Requirement:
Filter the records for "增值税专用发票信息" and keep each line that has it.
=======
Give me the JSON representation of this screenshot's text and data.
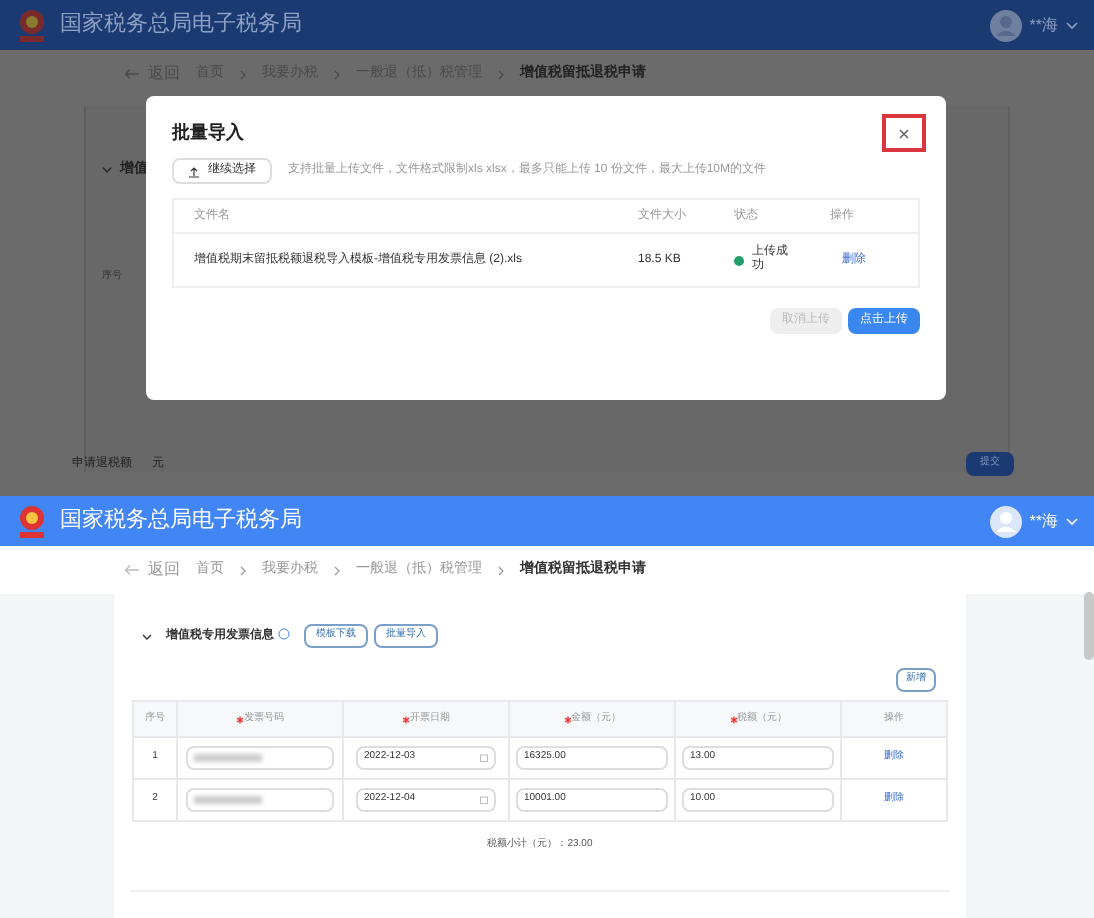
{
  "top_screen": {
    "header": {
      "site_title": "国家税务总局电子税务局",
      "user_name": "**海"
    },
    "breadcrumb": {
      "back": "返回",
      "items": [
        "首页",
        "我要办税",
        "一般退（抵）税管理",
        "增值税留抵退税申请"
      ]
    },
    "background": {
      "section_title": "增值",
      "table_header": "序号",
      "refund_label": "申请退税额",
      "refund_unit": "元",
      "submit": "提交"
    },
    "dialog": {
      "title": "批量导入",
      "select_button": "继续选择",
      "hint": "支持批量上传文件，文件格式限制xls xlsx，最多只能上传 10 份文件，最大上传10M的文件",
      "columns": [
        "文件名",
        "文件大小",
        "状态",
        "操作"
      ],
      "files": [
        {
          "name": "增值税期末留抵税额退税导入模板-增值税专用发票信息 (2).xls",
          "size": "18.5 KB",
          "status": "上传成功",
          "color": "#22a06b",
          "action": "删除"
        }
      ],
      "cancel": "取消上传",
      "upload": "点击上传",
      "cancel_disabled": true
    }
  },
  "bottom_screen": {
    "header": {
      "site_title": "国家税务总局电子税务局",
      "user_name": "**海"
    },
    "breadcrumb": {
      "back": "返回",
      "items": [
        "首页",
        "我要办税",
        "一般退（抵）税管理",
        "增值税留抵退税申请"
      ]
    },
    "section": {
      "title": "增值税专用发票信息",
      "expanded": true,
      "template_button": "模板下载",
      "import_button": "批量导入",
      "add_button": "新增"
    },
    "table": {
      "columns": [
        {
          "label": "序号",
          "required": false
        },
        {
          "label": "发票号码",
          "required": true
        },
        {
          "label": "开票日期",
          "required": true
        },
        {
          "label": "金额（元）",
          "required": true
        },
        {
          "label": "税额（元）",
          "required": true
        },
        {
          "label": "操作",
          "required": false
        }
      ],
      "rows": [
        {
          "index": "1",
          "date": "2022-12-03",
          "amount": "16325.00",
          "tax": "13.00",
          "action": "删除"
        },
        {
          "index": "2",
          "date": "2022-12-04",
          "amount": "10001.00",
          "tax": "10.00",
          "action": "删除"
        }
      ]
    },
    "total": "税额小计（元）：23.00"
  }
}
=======
Task response:
          "name": "增值税期末留抵税额退税导入模板-增值税专用发票信息 (2).xls",
      "title": "增值税专用发票信息",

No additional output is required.